(Provided information)

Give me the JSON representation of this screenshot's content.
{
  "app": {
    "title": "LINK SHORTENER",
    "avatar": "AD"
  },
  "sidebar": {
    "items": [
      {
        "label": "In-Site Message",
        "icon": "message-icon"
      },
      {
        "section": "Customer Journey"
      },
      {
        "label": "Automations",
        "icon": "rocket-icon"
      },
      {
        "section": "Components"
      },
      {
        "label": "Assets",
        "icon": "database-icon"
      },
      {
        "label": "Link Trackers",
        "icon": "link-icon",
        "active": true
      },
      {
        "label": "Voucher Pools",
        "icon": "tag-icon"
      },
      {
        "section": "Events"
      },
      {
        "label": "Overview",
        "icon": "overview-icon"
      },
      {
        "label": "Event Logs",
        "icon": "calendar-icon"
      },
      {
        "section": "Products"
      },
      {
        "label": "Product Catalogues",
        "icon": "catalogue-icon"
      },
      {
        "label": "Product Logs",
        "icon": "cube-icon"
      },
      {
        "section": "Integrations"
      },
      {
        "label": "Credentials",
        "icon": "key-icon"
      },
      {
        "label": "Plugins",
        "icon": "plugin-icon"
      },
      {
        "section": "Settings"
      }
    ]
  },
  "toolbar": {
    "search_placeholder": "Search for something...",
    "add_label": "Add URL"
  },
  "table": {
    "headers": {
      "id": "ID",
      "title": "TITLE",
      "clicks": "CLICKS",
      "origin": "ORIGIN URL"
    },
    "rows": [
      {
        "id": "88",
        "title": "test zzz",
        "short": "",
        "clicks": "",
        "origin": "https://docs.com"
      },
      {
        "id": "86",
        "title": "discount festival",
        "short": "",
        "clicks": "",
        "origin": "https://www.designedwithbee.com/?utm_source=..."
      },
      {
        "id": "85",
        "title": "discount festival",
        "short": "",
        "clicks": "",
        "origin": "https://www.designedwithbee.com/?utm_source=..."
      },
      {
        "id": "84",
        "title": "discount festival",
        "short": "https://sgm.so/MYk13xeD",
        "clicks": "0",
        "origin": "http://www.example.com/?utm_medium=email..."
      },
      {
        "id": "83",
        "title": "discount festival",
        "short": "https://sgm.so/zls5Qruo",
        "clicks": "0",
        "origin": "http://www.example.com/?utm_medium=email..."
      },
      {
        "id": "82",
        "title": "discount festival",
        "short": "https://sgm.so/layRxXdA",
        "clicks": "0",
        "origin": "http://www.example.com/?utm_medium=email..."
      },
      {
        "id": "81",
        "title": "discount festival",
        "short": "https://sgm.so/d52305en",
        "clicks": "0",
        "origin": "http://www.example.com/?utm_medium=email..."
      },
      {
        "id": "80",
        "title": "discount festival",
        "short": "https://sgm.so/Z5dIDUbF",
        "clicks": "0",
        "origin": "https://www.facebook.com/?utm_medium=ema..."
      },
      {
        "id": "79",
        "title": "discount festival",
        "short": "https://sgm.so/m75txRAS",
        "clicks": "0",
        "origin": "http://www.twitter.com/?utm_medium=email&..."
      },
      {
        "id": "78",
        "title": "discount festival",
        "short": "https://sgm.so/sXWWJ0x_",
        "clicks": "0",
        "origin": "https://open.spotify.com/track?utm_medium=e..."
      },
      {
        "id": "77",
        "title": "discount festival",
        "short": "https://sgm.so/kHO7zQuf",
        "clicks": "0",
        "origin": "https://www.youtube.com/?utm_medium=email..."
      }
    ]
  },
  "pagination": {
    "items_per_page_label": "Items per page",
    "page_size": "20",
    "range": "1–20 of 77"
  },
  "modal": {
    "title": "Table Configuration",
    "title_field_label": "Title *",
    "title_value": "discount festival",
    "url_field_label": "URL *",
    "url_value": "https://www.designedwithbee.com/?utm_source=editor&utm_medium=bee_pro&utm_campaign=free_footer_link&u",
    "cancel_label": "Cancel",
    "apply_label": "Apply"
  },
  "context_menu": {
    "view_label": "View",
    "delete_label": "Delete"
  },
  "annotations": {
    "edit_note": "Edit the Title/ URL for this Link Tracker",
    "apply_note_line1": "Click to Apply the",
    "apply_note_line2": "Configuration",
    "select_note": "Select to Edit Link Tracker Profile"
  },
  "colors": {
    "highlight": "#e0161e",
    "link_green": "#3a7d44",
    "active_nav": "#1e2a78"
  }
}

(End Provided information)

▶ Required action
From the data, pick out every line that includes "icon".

▶ Reply to the task
        "icon": "message-icon"
        "icon": "rocket-icon"
        "icon": "database-icon"
        "icon": "link-icon",
        "icon": "tag-icon"
        "icon": "overview-icon"
        "icon": "calendar-icon"
        "icon": "catalogue-icon"
        "icon": "cube-icon"
        "icon": "key-icon"
        "icon": "plugin-icon"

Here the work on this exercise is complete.